Excerpts from a dataset:
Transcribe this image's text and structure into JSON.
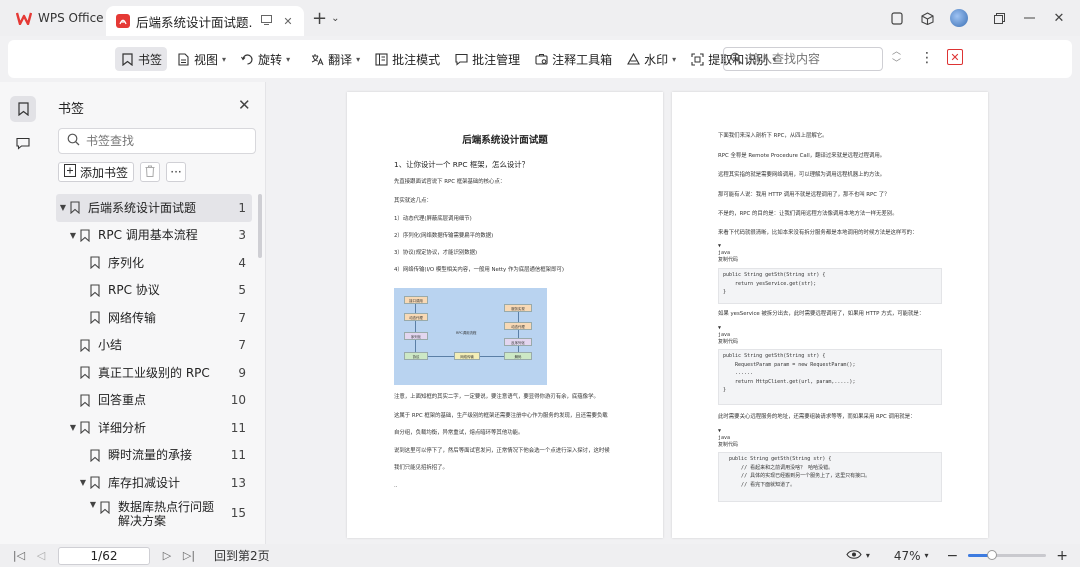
{
  "tabs": {
    "home_label": "WPS Office",
    "doc_label": "后端系统设计面试题.pdf"
  },
  "toolbar": {
    "bookmark": "书签",
    "view": "视图",
    "rotate": "旋转",
    "translate": "翻译",
    "annotate_mode": "批注模式",
    "annotate_manage": "批注管理",
    "annotate_tools": "注释工具箱",
    "watermark": "水印",
    "extract": "提取和识别",
    "search_placeholder": "输入查找内容"
  },
  "bookmark_panel": {
    "title": "书签",
    "search_placeholder": "书签查找",
    "add_label": "添加书签",
    "items": [
      {
        "label": "后端系统设计面试题",
        "page": "1"
      },
      {
        "label": "RPC 调用基本流程",
        "page": "3"
      },
      {
        "label": "序列化",
        "page": "4"
      },
      {
        "label": "RPC 协议",
        "page": "5"
      },
      {
        "label": "网络传输",
        "page": "7"
      },
      {
        "label": "小结",
        "page": "7"
      },
      {
        "label": "真正工业级别的 RPC",
        "page": "9"
      },
      {
        "label": "回答重点",
        "page": "10"
      },
      {
        "label": "详细分析",
        "page": "11"
      },
      {
        "label": "瞬时流量的承接",
        "page": "11"
      },
      {
        "label": "库存扣减设计",
        "page": "13"
      },
      {
        "label": "数据库热点行问题解决方案",
        "page": "15"
      }
    ]
  },
  "page1": {
    "title": "后端系统设计面试题",
    "heading": "1、让你设计一个 RPC 框架，怎么设计？",
    "lines": [
      "先直接跟面试官说下 RPC 框架基础的核心点：",
      "其实就这几点：",
      "1）动态代理(屏蔽底层调用细节)",
      "2）序列化(网络数据传输需要扁平的数据)",
      "3）协议(规定协议，才能识别数据)",
      "4）网络传输(I/O 模型相关内容，一般用 Netty 作为底层通信框架即可)",
      "注意，上面知框的其实二字，一定要说，要注意语气，要显得你游刃有余，底蕴像学。",
      "这属于 RPC 框架的基础，生产级别的框架还需要注册中心作为服务的发现，且还需要负载",
      "自分组，负载均衡，异常重试，熔点暗环等其他功能。",
      "说到这里可以停下了，然后等面试官发问，正常情况下他会选一个点进行深入探讨，这时候",
      "我们只能见招拆招了。"
    ],
    "diagram": {
      "consumer": "接口调用",
      "proxy": "动态代理",
      "serialize": "序列化",
      "protocol": "协议",
      "network": "网络传输",
      "flow_label": "RPC调用流程",
      "server_impl": "服务实现",
      "server_proxy": "动态代理",
      "deserialize": "反序列化",
      "decode": "解码"
    }
  },
  "page2": {
    "lines": [
      "下面我们来深入剖析下 RPC，从四上层解它。",
      "RPC 全称是 Remote Procedure Call，翻译过来就是远程过程调用。",
      "远程其实指的就是需要网络调用，可以理解为调用远程机器上的方法。",
      "那可能有人说：我用 HTTP 调用不就是远程调用了，那不也叫 RPC 了？",
      "不是的，RPC 的目的是：让我们调用远程方法像调用本地方法一样无差别。",
      "来看下代码就很清晰，比如本来没有拆分服务都是本地调用的时候方法是这样写的：",
      "如果 yesService 被拆分出去，此时需要远程调用了，如果用 HTTP 方式，可能就是：",
      "此时需要关心远程服务的地址，还需要组装请求等等，而如果采用 RPC 调用就是："
    ],
    "code1_label": "java\n复制代码",
    "code1": "public String getSth(String str) {\n    return yesService.get(str);\n}",
    "code2_label": "java\n复制代码",
    "code2": "public String getSth(String str) {\n    RequestParam param = new RequestParam();\n    ......\n    return HttpClient.get(url, param,.....);\n}",
    "code3_label": "java\n复制代码",
    "code3": "  public String getSth(String str) {\n      // 看起来和之前调用没啥？ 哈哈没错。\n      // 具体的实现已经搬到另一个服务上了，这里只有接口。\n      // 看完下面就知道了。"
  },
  "status": {
    "page_value": "1/62",
    "back_text": "回到第2页",
    "zoom": "47%",
    "zoom_fraction": 0.3
  }
}
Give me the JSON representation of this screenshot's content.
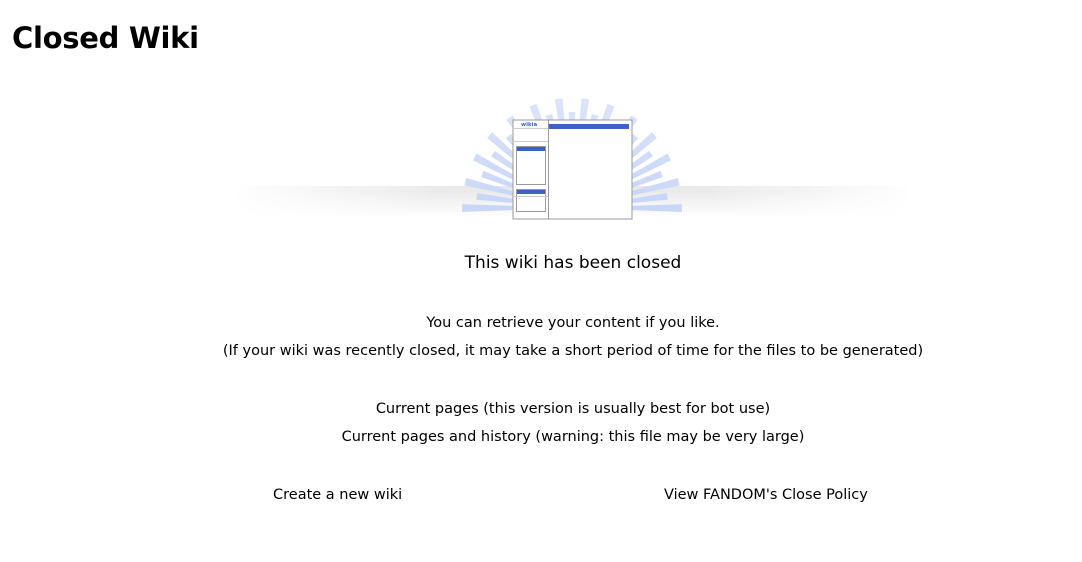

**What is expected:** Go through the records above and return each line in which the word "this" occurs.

**Answer section:**
Transcribe this image's text and structure into JSON.
Give me the JSON representation of this screenshot's content.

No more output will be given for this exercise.